You see, I’m a middle child. Of three. Who had always promised herself that she would never have an odd number of children. (Whoops! That one didn’t work out too well, did it?!!) and something else I had decided in my pre-kid days, was that I would try my utmost to keep things fair in my parenting. To keep it consistent.
To that end, when I was pregnant with Miss 7 all those years ago, I sat down and wrote out a list. The ‘ages and stages’ at which things would happen. How much pocket money, how often, at what age, and for what types of chores. When they would be allowed to get their ears pierced. When they would be allowed to go out with their friends, with no adult supervision. When they would start cooking a weekly meal for the family. That sort of list. And also on the list was ‘when they could get their first pet’.
As they have grown, we have often spoken about the list, and they enjoy adding to it when they want something but know that they’re still too young. Thus ‘going in the chicken pen by myself’ (a desperate ‘need’ when she was just 4) Miss 7 gave an ‘age 6’ and ‘driving a tractor’ (again – Wha? Huh?!) got 18, and so on. And because these new additions to ‘the list’ are negotiated prior to being written down, everyone’s happy, knowing that the same rule applies to everyone.
It’s the rules that I made up, so many years ago now, that appear to be a sticking point. Rules like: ‘first (individual) pet when you turn 13’. Because, as I’ve blogged before, my children all receive pocket money (well, from the age of 3, so Mr 2 won’t start getting any for a couple of months yet) and it’s really quite difficult to say ‘no’ to a pet when they can save up and buy one themselves, if they’re disciplined enough. And Miss 7 is.
When she was 5, the nagging started. “Please, Mummy, can I buy a pet? Please?! I really want a pet!” ad nauseum, with all the promises of ‘taking care of it’ thrown in. She wasn’t satisfied with the ‘we have family pets’ argument, and – let’s face it – she was determined enough to save up sufficient pocket money. So I caved, and at the grand age of five-and-a-half, she became the proud owner of ‘Snappy’, a Venus Fly Trap. Apparently Snappy was a girl, although I’m still unsure to this day whether carnivorous plants are gender-specific. She lasted a week. She drowned, literally, in too much love.
Devastated, Miss 5 wanted something hardier, so she begged until I submitted and allowed her a fish. So she started saving, and paid for tank, filter, pebbles, food, and fish out of her own pocket. Really, with such diligence, how could I not reward her!? And several months ago, she became a pet owner once again.
Whitey, the goldfish, is now a prized possession. And the lessons on responsible pet ownership were learned quickly and with good grace, on the most part. But try as I might, I couldn’t convince her that she was feeding Whitey too much.

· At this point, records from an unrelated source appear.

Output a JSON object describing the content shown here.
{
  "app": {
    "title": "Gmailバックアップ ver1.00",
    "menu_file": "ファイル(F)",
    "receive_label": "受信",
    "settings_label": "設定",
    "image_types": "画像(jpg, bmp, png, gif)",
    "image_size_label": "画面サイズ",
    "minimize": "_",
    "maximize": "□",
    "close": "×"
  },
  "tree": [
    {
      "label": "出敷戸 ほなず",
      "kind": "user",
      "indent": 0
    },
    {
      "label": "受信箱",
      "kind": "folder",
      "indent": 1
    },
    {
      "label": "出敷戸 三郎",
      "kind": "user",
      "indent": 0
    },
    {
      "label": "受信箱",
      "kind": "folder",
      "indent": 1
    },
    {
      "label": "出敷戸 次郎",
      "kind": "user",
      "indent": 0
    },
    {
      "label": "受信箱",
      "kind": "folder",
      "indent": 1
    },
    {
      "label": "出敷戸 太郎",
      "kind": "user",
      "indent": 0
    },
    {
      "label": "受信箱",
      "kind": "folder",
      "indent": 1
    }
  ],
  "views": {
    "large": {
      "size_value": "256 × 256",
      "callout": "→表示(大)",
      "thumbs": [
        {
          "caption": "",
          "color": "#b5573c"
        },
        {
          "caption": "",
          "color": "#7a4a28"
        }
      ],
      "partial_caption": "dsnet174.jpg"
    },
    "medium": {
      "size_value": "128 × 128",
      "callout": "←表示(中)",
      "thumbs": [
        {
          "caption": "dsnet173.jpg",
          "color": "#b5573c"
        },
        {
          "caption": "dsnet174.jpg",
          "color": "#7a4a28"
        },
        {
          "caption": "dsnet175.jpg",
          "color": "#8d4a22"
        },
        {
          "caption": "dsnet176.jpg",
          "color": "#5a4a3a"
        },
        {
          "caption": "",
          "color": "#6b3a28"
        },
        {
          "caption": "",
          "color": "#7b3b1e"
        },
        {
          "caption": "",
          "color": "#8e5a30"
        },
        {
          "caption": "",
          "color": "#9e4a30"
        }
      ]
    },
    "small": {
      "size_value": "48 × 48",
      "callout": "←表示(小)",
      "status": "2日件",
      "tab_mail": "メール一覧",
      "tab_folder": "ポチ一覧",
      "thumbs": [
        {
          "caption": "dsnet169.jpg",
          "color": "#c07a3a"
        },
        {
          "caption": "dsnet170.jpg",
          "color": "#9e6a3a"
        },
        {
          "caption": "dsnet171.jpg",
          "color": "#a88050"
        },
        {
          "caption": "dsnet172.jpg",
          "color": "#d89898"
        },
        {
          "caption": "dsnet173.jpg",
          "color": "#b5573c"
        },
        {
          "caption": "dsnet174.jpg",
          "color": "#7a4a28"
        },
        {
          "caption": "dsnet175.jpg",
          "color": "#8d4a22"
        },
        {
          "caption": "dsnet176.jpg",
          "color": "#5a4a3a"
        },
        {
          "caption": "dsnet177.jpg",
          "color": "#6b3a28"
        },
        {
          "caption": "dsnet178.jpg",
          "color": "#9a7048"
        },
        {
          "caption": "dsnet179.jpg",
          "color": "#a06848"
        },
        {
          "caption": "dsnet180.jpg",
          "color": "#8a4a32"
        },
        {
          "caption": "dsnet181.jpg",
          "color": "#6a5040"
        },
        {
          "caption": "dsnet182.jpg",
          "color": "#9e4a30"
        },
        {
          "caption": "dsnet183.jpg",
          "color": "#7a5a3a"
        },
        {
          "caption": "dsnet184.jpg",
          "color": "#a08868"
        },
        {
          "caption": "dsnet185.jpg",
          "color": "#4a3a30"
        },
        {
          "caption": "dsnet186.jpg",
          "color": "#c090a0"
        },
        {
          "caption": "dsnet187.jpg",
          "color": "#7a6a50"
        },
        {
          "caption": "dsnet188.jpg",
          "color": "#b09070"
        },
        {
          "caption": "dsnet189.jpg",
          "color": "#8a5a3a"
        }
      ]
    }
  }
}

“Why does my fish tank need cleaning more than yours does?” “Because you feed your fish too much” was met with disbelief. Perhaps too much reading of “A fish out of water” by Helen Palmer – a favourite story, with illustration at the top of this post – had convinced her that she could feed Whitey lots, and he wouldn’t grow like the fictional Otto had. Nevertheless, Miss 6 continued to feed him a large pinch of fish food, twice daily, and by the time we were decorating the house for Christmas, Whitey had grown fat and difficult to see in his often dirty tank.

Two days ago, Miss 6 turned into Miss 7 and, as Whitey’s tank needed cleaning, I asked her if she would like me to do it. (It’s normally a job we do together.) Of course, she said yes, so I cleaned the tank, remarking on Whitey’s weight, and comparing him to Max, our very old and sadly, very fat Labrador who we buried just three weeks ago. I reiterated her need to feed him less.
Yesterday, Miss 7 was looking at Whitey’s tank, when she called me into her room.”Mummy, I can see what you mean now! Whitey’s fat, isn’t he? I think I need to feed him less. Will he ever lose weight?” An answer in the affirmative had her smiling. Then she added, “And he keeps on decorating his tank with lots of poo. Look at it all!”

I had to laugh. Lesson learned, maybe?